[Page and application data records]
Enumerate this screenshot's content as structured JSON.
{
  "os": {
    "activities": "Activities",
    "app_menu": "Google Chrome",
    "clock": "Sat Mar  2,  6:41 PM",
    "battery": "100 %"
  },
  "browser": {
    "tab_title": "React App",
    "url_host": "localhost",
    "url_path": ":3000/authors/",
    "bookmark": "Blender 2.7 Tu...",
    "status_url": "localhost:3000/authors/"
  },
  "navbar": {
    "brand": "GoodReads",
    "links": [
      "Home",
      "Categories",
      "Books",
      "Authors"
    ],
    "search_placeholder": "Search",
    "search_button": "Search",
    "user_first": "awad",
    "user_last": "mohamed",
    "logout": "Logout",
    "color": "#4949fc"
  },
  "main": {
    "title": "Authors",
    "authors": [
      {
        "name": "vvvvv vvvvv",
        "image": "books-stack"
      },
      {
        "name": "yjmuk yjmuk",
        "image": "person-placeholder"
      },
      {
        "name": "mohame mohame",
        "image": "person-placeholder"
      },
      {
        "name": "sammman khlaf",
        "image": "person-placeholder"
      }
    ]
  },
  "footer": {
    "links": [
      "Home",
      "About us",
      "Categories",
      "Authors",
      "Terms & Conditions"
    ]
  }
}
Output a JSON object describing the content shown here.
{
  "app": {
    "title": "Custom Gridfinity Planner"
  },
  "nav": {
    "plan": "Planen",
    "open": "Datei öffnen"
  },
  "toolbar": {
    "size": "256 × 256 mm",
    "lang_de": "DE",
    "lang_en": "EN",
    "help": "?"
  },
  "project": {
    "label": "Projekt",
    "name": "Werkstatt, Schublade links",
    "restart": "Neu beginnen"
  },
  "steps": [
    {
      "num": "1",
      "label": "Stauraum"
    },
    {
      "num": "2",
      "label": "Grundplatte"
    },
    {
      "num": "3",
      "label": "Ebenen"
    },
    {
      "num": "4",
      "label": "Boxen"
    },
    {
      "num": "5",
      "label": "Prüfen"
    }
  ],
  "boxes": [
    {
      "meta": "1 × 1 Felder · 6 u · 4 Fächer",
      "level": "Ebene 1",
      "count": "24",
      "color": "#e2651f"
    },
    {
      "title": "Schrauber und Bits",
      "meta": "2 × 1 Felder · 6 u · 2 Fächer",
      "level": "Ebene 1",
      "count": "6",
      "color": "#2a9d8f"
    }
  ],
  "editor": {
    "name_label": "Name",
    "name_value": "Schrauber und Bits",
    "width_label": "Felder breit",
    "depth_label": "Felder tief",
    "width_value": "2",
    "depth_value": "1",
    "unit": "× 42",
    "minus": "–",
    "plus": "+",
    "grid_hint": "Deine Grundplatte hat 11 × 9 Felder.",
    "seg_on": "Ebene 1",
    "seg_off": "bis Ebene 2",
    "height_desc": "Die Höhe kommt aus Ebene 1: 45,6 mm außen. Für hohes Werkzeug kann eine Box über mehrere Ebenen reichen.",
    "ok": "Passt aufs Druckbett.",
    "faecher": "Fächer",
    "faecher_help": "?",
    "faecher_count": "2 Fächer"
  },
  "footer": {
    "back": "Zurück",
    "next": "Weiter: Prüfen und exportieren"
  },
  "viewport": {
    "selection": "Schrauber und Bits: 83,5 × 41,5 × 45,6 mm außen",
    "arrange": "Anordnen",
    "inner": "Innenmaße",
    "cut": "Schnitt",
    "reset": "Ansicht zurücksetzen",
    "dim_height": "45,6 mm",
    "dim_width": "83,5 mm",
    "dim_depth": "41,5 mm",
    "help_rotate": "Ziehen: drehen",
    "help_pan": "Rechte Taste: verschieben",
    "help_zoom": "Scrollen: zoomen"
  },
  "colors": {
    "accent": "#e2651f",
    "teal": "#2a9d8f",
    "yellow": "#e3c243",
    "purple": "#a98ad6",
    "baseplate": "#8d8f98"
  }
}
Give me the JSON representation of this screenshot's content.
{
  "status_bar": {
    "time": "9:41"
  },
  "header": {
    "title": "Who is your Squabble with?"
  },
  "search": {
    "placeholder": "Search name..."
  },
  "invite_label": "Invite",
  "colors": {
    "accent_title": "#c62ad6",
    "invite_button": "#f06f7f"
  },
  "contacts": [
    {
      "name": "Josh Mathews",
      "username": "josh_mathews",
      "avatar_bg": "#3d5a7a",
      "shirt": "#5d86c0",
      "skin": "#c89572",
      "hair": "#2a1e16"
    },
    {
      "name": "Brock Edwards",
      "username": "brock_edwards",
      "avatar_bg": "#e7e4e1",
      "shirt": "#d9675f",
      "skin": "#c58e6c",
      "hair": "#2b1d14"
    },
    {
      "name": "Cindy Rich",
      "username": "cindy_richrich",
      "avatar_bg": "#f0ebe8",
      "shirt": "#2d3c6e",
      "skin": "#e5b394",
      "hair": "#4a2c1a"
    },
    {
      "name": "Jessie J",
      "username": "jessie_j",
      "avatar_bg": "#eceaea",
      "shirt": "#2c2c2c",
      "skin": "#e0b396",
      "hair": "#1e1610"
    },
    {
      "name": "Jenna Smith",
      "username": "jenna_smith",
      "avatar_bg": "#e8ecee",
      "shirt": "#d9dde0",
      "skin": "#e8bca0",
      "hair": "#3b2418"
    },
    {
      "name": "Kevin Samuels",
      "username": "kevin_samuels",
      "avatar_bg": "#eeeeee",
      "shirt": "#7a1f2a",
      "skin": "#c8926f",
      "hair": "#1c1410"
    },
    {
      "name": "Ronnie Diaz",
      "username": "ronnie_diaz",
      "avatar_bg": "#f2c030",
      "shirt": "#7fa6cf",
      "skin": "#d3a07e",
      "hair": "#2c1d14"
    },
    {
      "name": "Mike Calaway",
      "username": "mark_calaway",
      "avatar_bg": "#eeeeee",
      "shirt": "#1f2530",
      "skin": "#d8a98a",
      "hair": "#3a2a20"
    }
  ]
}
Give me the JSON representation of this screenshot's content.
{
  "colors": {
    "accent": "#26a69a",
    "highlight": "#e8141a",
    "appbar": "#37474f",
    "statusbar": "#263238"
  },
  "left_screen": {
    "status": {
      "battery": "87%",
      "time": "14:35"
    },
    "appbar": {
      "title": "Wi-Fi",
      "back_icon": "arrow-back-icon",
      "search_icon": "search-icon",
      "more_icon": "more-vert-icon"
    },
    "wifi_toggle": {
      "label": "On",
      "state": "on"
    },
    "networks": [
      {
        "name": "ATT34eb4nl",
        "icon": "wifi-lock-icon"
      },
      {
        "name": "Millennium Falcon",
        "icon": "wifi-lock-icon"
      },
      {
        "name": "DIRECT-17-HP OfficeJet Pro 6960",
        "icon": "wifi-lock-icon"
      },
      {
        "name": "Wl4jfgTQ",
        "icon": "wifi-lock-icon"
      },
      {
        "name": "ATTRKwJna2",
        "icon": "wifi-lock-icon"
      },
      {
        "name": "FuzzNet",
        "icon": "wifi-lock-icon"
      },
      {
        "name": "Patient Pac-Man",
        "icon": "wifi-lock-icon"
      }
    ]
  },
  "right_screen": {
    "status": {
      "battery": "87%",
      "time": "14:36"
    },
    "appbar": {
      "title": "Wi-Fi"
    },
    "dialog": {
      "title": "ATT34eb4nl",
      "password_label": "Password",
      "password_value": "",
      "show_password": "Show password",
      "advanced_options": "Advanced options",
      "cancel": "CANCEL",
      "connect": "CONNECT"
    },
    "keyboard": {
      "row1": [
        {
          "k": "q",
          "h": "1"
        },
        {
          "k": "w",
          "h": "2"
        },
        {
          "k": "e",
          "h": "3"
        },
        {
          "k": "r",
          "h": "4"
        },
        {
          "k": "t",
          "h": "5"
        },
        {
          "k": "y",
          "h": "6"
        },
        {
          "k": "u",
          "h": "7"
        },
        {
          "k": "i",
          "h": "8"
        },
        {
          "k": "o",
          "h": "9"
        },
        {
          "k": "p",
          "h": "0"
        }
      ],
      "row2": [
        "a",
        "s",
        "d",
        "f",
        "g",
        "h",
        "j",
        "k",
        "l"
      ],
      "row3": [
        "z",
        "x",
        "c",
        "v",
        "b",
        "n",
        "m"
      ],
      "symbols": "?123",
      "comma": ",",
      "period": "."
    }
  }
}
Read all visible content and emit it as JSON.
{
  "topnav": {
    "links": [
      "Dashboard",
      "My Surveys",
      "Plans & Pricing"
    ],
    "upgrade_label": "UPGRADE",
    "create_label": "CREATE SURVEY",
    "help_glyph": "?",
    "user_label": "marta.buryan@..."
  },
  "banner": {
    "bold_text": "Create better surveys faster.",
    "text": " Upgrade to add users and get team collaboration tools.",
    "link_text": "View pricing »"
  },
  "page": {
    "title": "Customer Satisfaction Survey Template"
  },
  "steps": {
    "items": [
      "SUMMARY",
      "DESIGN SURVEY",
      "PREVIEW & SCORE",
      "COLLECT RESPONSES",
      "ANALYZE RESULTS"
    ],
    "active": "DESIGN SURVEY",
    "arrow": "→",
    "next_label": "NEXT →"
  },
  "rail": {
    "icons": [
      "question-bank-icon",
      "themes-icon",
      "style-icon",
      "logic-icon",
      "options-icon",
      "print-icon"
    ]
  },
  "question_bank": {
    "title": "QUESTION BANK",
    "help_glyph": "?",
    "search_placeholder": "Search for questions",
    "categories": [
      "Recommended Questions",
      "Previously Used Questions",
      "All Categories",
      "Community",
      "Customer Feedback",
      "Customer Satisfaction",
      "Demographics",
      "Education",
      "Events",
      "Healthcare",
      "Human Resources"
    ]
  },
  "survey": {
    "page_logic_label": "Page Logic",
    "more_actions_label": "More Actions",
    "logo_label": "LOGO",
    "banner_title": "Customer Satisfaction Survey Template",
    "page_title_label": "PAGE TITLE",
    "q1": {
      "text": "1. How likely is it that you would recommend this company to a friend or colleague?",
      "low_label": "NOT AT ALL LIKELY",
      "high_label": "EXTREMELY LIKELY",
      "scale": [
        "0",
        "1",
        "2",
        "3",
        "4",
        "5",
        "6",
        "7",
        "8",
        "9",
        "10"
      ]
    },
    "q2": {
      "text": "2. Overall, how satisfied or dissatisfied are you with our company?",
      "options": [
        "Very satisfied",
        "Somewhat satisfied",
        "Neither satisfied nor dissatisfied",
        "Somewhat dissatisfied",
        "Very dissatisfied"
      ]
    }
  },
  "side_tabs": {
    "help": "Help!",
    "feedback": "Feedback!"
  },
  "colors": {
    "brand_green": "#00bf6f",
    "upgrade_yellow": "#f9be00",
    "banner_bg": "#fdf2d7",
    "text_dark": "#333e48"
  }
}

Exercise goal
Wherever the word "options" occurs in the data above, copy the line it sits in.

Written reply
      "advanced_options": "Advanced options",
      "options-icon",
      "options": [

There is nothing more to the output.